Dataset excerpts:
▬▬▬▬▬▬

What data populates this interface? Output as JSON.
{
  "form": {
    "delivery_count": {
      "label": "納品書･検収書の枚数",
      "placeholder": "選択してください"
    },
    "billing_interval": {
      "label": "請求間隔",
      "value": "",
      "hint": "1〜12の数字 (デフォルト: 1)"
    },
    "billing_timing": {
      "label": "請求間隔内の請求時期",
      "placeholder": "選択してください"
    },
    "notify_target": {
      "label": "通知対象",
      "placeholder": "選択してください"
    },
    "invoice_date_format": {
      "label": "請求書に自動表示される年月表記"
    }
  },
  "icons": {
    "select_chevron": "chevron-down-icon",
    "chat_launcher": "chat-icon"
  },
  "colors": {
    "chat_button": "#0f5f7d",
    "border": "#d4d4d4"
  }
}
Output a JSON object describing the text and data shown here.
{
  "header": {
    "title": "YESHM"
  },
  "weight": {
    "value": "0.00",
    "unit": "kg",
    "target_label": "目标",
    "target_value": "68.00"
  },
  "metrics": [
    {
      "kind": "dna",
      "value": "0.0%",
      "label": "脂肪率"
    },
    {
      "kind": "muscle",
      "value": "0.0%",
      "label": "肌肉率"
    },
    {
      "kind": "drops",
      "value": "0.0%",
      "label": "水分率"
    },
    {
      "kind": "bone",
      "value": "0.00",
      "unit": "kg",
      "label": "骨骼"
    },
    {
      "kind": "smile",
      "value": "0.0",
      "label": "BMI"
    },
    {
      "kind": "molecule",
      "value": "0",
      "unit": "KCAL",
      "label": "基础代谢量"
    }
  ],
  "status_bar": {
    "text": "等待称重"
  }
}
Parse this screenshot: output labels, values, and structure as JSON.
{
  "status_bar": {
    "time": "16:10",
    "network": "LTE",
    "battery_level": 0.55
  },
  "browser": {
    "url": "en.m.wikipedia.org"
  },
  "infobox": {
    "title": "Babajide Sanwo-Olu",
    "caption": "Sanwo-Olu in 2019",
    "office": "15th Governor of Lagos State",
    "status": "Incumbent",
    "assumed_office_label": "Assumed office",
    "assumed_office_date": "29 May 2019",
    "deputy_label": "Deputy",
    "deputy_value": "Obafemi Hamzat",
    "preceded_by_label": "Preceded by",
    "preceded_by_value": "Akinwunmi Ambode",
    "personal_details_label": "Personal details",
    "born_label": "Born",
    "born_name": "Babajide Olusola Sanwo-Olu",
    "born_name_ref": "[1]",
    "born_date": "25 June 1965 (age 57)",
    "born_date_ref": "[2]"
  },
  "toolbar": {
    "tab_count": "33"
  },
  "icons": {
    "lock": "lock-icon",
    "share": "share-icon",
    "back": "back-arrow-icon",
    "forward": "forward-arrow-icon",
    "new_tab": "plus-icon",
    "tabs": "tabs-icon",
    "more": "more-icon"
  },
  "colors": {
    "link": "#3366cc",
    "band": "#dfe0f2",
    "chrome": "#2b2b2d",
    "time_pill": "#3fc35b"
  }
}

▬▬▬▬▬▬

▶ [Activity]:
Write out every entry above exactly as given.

▶ [Answer section]:
What data populates this interface? Output as JSON.
{
  "form": {
    "delivery_count": {
      "label": "納品書･検収書の枚数",
      "placeholder": "選択してください"
    },
    "billing_interval": {
      "label": "請求間隔",
      "value": "",
      "hint": "1〜12の数字 (デフォルト: 1)"
    },
    "billing_timing": {
      "label": "請求間隔内の請求時期",
      "placeholder": "選択してください"
    },
    "notify_target": {
      "label": "通知対象",
      "placeholder": "選択してください"
    },
    "invoice_date_format": {
      "label": "請求書に自動表示される年月表記"
    }
  },
  "icons": {
    "select_chevron": "chevron-down-icon",
    "chat_launcher": "chat-icon"
  },
  "colors": {
    "chat_button": "#0f5f7d",
    "border": "#d4d4d4"
  }
}
Output a JSON object describing the text and data shown here.
{
  "header": {
    "title": "YESHM"
  },
  "weight": {
    "value": "0.00",
    "unit": "kg",
    "target_label": "目标",
    "target_value": "68.00"
  },
  "metrics": [
    {
      "kind": "dna",
      "value": "0.0%",
      "label": "脂肪率"
    },
    {
      "kind": "muscle",
      "value": "0.0%",
      "label": "肌肉率"
    },
    {
      "kind": "drops",
      "value": "0.0%",
      "label": "水分率"
    },
    {
      "kind": "bone",
      "value": "0.00",
      "unit": "kg",
      "label": "骨骼"
    },
    {
      "kind": "smile",
      "value": "0.0",
      "label": "BMI"
    },
    {
      "kind": "molecule",
      "value": "0",
      "unit": "KCAL",
      "label": "基础代谢量"
    }
  ],
  "status_bar": {
    "text": "等待称重"
  }
}
Parse this screenshot: output labels, values, and structure as JSON.
{
  "status_bar": {
    "time": "16:10",
    "network": "LTE",
    "battery_level": 0.55
  },
  "browser": {
    "url": "en.m.wikipedia.org"
  },
  "infobox": {
    "title": "Babajide Sanwo-Olu",
    "caption": "Sanwo-Olu in 2019",
    "office": "15th Governor of Lagos State",
    "status": "Incumbent",
    "assumed_office_label": "Assumed office",
    "assumed_office_date": "29 May 2019",
    "deputy_label": "Deputy",
    "deputy_value": "Obafemi Hamzat",
    "preceded_by_label": "Preceded by",
    "preceded_by_value": "Akinwunmi Ambode",
    "personal_details_label": "Personal details",
    "born_label": "Born",
    "born_name": "Babajide Olusola Sanwo-Olu",
    "born_name_ref": "[1]",
    "born_date": "25 June 1965 (age 57)",
    "born_date_ref": "[2]"
  },
  "toolbar": {
    "tab_count": "33"
  },
  "icons": {
    "lock": "lock-icon",
    "share": "share-icon",
    "back": "back-arrow-icon",
    "forward": "forward-arrow-icon",
    "new_tab": "plus-icon",
    "tabs": "tabs-icon",
    "more": "more-icon"
  },
  "colors": {
    "link": "#3366cc",
    "band": "#dfe0f2",
    "chrome": "#2b2b2d",
    "time_pill": "#3fc35b"
  }
}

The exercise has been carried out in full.